## Directions for this task
Produce the same data once more, line for line.

- Opening Delimiter -

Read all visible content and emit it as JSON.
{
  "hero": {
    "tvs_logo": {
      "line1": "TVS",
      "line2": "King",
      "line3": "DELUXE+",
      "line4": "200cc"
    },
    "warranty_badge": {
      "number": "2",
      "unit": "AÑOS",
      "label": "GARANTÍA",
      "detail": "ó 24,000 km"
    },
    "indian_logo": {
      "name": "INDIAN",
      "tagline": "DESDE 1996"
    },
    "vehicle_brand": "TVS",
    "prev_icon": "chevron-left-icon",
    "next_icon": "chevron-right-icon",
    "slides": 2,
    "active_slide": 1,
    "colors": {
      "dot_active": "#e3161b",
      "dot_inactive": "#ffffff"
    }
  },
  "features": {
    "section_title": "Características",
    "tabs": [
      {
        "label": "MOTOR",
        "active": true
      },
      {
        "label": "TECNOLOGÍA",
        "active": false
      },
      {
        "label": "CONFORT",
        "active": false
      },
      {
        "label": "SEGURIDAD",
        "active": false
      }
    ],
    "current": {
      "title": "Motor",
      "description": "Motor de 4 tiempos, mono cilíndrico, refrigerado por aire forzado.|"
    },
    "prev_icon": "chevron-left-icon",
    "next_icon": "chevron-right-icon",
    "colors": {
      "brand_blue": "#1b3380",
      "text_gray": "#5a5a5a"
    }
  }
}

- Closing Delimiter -

## Exercise result
Read all visible content and emit it as JSON.
{
  "hero": {
    "tvs_logo": {
      "line1": "TVS",
      "line2": "King",
      "line3": "DELUXE+",
      "line4": "200cc"
    },
    "warranty_badge": {
      "number": "2",
      "unit": "AÑOS",
      "label": "GARANTÍA",
      "detail": "ó 24,000 km"
    },
    "indian_logo": {
      "name": "INDIAN",
      "tagline": "DESDE 1996"
    },
    "vehicle_brand": "TVS",
    "prev_icon": "chevron-left-icon",
    "next_icon": "chevron-right-icon",
    "slides": 2,
    "active_slide": 1,
    "colors": {
      "dot_active": "#e3161b",
      "dot_inactive": "#ffffff"
    }
  },
  "features": {
    "section_title": "Características",
    "tabs": [
      {
        "label": "MOTOR",
        "active": true
      },
      {
        "label": "TECNOLOGÍA",
        "active": false
      },
      {
        "label": "CONFORT",
        "active": false
      },
      {
        "label": "SEGURIDAD",
        "active": false
      }
    ],
    "current": {
      "title": "Motor",
      "description": "Motor de 4 tiempos, mono cilíndrico, refrigerado por aire forzado.|"
    },
    "prev_icon": "chevron-left-icon",
    "next_icon": "chevron-right-icon",
    "colors": {
      "brand_blue": "#1b3380",
      "text_gray": "#5a5a5a"
    }
  }
}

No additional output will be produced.